--- START ---
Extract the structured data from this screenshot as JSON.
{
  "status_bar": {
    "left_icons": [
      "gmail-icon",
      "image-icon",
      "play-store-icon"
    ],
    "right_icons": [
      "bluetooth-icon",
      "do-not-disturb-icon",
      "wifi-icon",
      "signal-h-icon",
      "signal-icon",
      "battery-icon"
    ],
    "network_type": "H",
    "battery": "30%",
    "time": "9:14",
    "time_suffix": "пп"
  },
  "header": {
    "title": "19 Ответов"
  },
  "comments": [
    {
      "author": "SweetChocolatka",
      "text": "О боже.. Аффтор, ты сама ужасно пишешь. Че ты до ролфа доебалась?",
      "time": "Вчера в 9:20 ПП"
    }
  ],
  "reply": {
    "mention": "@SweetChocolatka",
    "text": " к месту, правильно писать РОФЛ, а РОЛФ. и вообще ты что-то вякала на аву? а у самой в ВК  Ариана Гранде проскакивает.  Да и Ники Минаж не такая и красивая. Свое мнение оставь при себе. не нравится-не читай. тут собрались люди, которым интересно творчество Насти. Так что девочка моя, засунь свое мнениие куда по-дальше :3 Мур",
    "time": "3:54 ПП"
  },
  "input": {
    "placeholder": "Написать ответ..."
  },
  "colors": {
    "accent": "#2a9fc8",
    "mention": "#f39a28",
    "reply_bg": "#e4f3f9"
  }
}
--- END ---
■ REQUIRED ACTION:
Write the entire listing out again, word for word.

■ PROBLEM SOLUTION:
Extract the structured data from this screenshot as JSON.
{
  "status_bar": {
    "left_icons": [
      "gmail-icon",
      "image-icon",
      "play-store-icon"
    ],
    "right_icons": [
      "bluetooth-icon",
      "do-not-disturb-icon",
      "wifi-icon",
      "signal-h-icon",
      "signal-icon",
      "battery-icon"
    ],
    "network_type": "H",
    "battery": "30%",
    "time": "9:14",
    "time_suffix": "пп"
  },
  "header": {
    "title": "19 Ответов"
  },
  "comments": [
    {
      "author": "SweetChocolatka",
      "text": "О боже.. Аффтор, ты сама ужасно пишешь. Че ты до ролфа доебалась?",
      "time": "Вчера в 9:20 ПП"
    }
  ],
  "reply": {
    "mention": "@SweetChocolatka",
    "text": " к месту, правильно писать РОФЛ, а РОЛФ. и вообще ты что-то вякала на аву? а у самой в ВК  Ариана Гранде проскакивает.  Да и Ники Минаж не такая и красивая. Свое мнение оставь при себе. не нравится-не читай. тут собрались люди, которым интересно творчество Насти. Так что девочка моя, засунь свое мнениие куда по-дальше :3 Мур",
    "time": "3:54 ПП"
  },
  "input": {
    "placeholder": "Написать ответ..."
  },
  "colors": {
    "accent": "#2a9fc8",
    "mention": "#f39a28",
    "reply_bg": "#e4f3f9"
  }
}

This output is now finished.